Furthermore, I plan inclusive teaching based on the andragogical and pedagogical models of learning. Individualization, systematicity, and the connection of theory with practice are the core principles that are utilized in physical education (Light & Clarke, 2021). Such an approach supports the development of relevant skills in learners and enhances their ability to learn. Moreover, tailoring the material to the student’s needs allows me to improve inclusivity and support all learners.

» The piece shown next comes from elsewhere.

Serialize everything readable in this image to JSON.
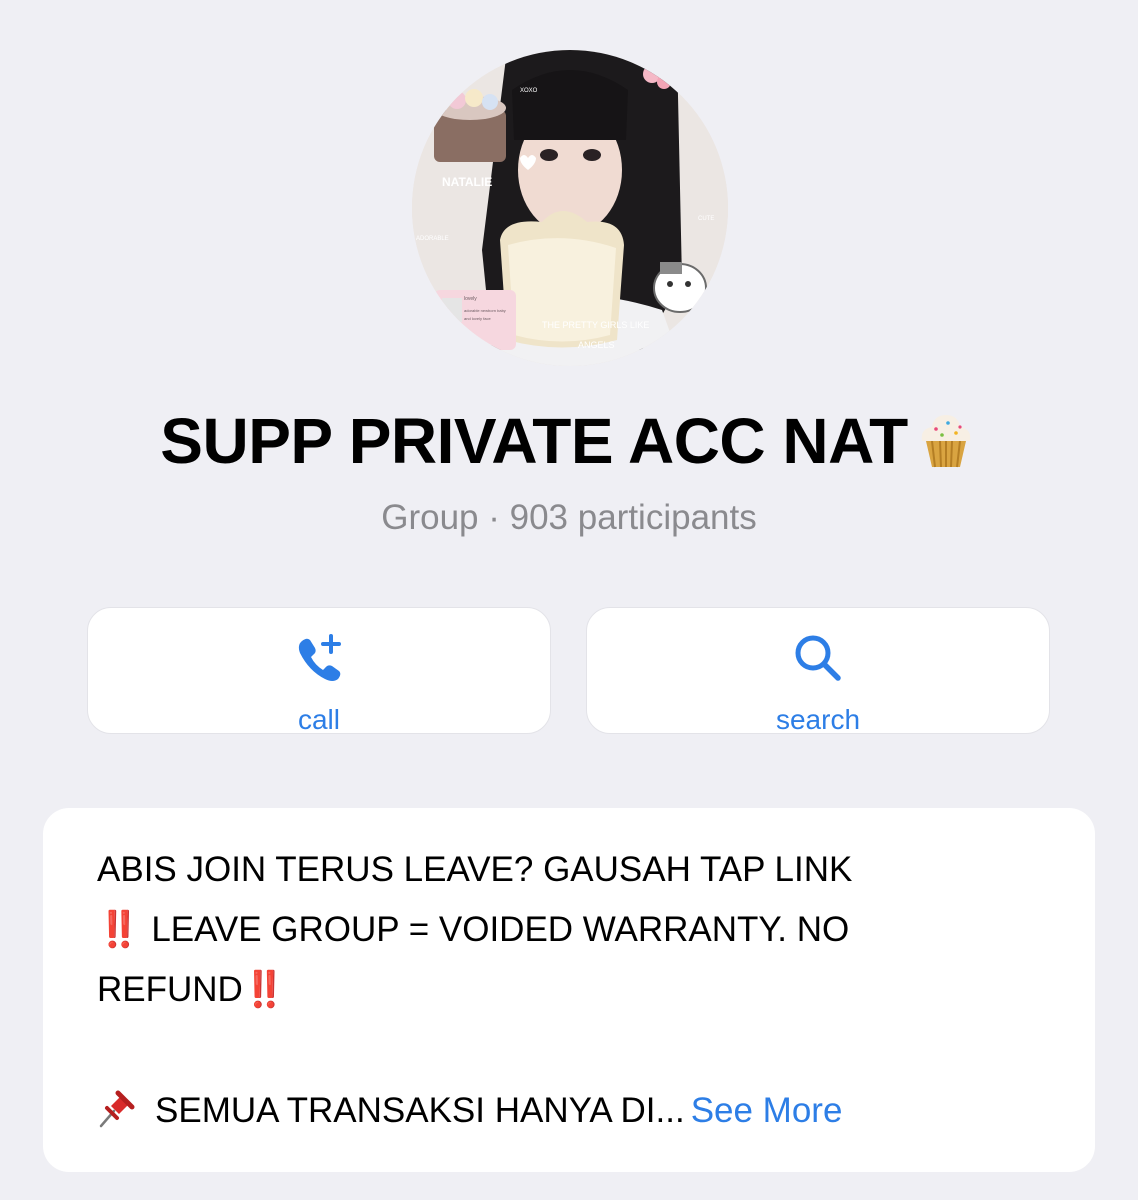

Finally, my learning style preferences include Fleming’s visual-auditory-kinaesthetic (VAK) model and Gardner’s model of multiple intelligences. The VAK approach is used to determine and utilize the preferred way of obtaining new skills (Ruixue, 2021). In physical education, this model is essential to promote students’ exploration of different activities. In turn, the theory of multiple intelligences can be helpful in supporting children’s learning based on their dominant cognitive abilities. Finally, in my practice, communication and assessment are based on the principles of transparency and constructive feedback, which motivates learners to improve their skills.
Allam, F. C., & Martin, M. M. (2021). Issues and Challenges in Special Education: A Qualitative Analysis from Teacher’s Perspective. Southeast Asia Early Childhood, 10(1), 37-49. Web.
Buckley, D. (2019). Transition, decoding and heutagogy; A strategy for improving undergraduate learning in sport, health and exercise. Blended Learning in Practice, 1, 20-33. Web.
Light, R. L., & Clarke, J. (2021). Understanding the complexity of learning through movement. Physical Education and Sport Pedagogy, 26(3), 268-278. Web.
MacLellan, J., Callary, B., & Young, B. W. (2019). Adult learning principles in Master’s Sport: A coach’s perspective. Canadian Journal for the Study of Adult Education, 31(1), 31-50. Web.
Nienkemper, B., & Grotlüschen, A. (2019). Using PIAAC data to learn more about the literacy practices of adults. International Journal of Lifelong Education, 38(4), 393-405. Web.
Quinn, H. (2019). Jean Piaget and Lev Vygotsky. IU South Bend Undergraduate Research Journal, 19, 71-91. Web.
Ruixue, W. (2021). The learning theories of Piaget, Vygotsky & Bruner and their influence on teaching. Advances in Vocational and Technical Education, 3(1), 32-35. Web.